**Work required:** Where a line holds the word "content", copy it from the records.
[[ Provided material, beginning ]]
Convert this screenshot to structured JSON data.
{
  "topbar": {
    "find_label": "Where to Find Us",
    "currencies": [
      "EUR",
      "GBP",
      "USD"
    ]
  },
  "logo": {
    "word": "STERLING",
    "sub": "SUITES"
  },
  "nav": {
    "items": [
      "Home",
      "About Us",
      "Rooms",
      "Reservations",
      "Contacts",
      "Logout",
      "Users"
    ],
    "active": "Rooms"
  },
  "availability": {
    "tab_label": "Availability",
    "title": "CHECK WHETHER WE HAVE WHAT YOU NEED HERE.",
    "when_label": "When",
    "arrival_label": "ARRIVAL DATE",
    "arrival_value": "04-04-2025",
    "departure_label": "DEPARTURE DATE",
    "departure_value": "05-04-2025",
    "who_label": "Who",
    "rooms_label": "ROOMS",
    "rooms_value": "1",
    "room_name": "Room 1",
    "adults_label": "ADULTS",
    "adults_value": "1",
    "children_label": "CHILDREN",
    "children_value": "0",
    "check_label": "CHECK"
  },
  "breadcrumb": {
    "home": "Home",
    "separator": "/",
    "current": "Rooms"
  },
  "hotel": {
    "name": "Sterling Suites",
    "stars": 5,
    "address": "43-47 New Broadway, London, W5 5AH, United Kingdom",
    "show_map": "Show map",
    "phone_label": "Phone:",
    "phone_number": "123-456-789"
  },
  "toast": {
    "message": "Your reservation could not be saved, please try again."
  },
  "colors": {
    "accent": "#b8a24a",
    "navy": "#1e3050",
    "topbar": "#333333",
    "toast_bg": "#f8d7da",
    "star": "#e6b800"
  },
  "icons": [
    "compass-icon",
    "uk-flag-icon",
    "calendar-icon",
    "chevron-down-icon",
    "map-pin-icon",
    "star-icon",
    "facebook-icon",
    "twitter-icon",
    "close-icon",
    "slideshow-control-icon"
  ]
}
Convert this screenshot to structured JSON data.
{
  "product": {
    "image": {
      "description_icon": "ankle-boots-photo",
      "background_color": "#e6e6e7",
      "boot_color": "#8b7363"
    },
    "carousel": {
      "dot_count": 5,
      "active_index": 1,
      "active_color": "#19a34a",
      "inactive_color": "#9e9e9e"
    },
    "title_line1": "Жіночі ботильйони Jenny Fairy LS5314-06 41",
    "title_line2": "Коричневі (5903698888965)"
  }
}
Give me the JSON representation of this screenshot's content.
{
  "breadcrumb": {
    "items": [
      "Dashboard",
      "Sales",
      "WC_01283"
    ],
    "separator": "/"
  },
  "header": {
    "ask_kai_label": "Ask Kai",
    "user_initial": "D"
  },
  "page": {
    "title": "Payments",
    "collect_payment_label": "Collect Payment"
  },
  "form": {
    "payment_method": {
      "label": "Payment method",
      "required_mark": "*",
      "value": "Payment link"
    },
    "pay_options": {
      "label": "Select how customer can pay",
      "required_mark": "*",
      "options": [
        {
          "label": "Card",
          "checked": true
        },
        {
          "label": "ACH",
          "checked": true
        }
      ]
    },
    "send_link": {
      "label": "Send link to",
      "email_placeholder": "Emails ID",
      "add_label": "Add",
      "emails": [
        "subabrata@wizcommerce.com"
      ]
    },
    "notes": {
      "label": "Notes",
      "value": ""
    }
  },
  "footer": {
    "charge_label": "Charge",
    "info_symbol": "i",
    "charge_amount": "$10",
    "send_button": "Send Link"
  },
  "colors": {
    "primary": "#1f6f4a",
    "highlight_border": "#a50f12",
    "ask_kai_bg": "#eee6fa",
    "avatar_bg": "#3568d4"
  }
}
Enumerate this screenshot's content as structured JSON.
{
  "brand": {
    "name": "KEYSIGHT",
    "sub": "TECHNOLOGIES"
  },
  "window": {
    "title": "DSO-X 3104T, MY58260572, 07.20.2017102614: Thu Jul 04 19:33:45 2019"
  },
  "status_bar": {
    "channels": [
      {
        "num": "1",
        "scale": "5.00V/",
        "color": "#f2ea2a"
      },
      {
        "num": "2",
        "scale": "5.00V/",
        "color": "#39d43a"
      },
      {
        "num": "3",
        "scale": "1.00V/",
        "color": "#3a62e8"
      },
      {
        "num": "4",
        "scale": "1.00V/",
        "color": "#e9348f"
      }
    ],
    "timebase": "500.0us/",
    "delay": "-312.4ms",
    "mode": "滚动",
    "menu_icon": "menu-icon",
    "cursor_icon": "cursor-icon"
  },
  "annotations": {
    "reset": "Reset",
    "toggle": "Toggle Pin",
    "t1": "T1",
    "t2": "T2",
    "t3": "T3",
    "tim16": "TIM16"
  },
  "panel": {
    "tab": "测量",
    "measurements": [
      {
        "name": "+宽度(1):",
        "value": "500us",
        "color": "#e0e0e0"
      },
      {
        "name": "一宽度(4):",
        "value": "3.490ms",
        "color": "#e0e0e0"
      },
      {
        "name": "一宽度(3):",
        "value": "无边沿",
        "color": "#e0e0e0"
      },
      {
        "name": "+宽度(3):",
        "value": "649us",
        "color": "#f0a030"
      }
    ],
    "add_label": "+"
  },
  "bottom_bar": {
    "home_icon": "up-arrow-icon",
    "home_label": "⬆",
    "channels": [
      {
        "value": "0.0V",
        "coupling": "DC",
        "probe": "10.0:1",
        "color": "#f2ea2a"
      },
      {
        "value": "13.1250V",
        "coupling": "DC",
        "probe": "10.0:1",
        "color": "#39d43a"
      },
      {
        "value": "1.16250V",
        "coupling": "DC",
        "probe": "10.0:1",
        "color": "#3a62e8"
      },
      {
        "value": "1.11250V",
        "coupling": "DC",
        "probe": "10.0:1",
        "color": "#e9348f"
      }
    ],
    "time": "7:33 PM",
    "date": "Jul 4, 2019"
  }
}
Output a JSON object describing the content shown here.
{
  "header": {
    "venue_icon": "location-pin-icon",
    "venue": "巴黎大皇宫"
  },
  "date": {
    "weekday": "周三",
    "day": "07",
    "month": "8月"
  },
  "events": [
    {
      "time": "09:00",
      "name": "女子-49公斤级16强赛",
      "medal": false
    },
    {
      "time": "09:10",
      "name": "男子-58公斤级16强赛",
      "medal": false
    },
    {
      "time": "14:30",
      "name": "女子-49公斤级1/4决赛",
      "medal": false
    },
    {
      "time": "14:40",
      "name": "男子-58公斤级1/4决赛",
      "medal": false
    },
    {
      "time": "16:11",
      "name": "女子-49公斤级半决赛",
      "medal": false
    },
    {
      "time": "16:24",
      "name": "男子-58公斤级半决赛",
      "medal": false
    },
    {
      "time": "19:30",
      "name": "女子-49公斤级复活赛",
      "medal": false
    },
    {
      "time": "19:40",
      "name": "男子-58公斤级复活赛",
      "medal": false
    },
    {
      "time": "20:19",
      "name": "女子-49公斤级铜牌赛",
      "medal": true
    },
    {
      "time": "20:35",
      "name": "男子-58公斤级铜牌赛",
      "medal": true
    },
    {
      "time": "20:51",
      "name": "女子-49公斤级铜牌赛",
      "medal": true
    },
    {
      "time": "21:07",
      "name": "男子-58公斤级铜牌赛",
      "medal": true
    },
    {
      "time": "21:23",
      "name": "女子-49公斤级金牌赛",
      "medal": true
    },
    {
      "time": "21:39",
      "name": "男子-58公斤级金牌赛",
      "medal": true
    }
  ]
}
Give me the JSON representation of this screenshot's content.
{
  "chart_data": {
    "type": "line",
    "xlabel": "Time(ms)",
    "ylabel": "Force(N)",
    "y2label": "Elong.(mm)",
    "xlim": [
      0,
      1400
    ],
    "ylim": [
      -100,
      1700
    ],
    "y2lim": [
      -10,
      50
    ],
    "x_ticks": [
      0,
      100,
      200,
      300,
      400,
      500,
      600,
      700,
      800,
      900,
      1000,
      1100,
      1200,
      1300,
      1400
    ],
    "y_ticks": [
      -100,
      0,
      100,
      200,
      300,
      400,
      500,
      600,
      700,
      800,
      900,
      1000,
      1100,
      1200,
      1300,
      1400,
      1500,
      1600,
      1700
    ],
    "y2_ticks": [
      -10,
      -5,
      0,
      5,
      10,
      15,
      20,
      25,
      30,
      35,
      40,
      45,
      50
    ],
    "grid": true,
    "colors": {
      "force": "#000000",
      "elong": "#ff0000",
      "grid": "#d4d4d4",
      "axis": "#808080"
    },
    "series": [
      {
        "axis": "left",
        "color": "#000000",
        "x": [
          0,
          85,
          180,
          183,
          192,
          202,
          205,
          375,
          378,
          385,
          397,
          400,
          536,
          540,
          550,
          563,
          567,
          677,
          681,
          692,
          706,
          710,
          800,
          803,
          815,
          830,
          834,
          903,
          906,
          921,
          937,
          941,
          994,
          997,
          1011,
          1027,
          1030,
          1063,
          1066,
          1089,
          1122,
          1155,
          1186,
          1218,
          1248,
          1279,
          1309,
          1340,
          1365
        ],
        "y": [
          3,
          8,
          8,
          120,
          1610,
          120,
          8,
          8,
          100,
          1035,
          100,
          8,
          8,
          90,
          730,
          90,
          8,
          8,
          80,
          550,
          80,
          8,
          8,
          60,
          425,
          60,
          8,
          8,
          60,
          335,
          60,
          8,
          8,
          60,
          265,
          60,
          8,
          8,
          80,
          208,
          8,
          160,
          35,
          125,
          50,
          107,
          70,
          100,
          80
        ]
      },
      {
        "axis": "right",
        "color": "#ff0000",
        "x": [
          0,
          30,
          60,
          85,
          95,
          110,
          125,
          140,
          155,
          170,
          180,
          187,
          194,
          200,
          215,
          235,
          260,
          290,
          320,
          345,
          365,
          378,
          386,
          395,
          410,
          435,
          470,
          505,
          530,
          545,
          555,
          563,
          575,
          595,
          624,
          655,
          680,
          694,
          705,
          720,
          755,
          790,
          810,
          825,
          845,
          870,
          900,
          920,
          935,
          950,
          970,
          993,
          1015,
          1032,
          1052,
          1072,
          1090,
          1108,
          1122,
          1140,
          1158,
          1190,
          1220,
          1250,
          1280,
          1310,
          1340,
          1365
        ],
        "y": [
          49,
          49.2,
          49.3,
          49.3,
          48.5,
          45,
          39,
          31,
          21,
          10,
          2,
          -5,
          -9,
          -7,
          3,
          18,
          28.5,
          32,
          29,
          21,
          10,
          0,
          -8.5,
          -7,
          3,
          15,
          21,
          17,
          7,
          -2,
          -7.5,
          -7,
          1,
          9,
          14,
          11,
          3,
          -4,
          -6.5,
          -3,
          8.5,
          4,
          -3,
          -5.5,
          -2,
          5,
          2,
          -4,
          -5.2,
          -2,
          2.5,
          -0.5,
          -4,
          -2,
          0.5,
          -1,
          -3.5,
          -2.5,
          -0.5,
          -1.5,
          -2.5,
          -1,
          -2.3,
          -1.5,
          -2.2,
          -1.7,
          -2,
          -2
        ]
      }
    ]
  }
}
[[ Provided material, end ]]
**Written solution:**
Give me the JSON representation of this screenshot's content.
Enumerate this screenshot's content as structured JSON.
Output a JSON object describing the content shown here.
Give me the JSON representation of this screenshot's content.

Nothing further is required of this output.